In Figure 7, I've disabled the Java Update Scheduler on my system because Secunia PSI cheerfully informs me whenever an update needs to be applied, so jusched.exe isn't really needed.
The Users tab lets you examine resource consumption on a per-user basis. This is handy on a system where multiple logins may be active at the same time because it lets you observe which account is using which resources.
On a single user desktop, this same information is readily available in the Processes tab. Figure 8 shows the Users tab for my usual Windows 8 login account, with all of its processes expanded for viewing. (Right-click any account, then select Expand to produce a similar display on your Windows 8 PC.)
The Details tab
This is the tab that hearkens back to previous Task Manager versions (their processes tab) most closely. It shows a column for process IDs (PID), associated user name (owner), CPU utilization, memory consumption and a description provided by the developers for each entry.
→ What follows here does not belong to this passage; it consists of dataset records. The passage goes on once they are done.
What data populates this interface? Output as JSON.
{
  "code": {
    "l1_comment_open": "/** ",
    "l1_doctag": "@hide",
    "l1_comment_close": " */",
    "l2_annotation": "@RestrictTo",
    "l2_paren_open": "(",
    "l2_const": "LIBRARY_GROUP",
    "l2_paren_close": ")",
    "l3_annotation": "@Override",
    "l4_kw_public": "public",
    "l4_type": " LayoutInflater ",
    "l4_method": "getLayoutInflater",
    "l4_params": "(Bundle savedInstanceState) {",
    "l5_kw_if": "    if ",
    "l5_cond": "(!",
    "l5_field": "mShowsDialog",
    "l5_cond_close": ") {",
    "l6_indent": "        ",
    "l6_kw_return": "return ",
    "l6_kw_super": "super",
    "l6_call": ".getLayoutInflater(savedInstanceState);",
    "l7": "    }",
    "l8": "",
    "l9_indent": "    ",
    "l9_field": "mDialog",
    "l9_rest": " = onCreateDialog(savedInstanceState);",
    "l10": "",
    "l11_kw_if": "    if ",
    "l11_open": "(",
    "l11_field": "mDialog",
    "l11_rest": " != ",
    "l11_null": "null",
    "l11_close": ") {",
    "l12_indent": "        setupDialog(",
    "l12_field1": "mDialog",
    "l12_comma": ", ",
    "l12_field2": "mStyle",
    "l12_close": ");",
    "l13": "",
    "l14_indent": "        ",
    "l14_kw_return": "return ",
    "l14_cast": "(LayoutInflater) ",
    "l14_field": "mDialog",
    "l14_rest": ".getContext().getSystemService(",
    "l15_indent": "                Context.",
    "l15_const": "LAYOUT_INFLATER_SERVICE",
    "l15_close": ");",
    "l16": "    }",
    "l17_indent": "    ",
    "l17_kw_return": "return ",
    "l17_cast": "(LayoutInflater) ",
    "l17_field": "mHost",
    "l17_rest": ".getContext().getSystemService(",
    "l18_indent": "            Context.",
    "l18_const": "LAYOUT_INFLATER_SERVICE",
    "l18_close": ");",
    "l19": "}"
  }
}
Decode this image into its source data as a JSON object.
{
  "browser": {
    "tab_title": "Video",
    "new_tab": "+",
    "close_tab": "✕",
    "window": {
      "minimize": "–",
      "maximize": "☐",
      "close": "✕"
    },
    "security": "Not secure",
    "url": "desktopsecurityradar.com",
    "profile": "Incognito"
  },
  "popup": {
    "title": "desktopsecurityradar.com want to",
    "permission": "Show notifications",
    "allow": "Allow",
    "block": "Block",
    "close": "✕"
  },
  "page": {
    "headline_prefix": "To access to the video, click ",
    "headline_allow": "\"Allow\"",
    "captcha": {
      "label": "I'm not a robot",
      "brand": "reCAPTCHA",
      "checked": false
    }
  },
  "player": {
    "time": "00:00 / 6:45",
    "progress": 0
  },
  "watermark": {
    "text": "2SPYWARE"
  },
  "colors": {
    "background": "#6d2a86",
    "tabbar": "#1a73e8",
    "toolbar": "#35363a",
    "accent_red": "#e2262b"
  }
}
The "Search online" right-click option is available in this view as well, and this is a handy tool to look up strange, mysterious or unexpected processes online by the value in the Name column. In the past, admins had to load third-party utilities to automate this kind of thing, so it's a nice built-in feature for Microsoft to provide.
Figure 9 shows a busy but informative listing of items, sorted by CPU utilization. You can sort on any column by clicking on its top-line label, where the arrow over the center column indicates the sort direction: up for increasing and down for decreasing.
The Services tab
The Windows 8 Task Manager even provides limited access to Windows Services and easy access to the Services control panel applet for complete controls via a button labeled "Open Services." Users can stop, start or restart services here, and the "Search online" right-click menu option allows them to check things out online as well. Figure 10 shows an alphabetical list of services by name.
Making life easier in Windows 8
There's nothing terribly earth-shattering about the changes and enhancements to Task Manager in Windows 8. But easy access to online information, lots of resource and performance details, and direct control over startup options in this version of Task Manager make basic monitoring and management much easier than in earlier Windows versions. There really is a lot to like in this humble utility, and savvy Windows 8 users who explore and learn its various features early on will come to appreciate it.
This was first published in January 2013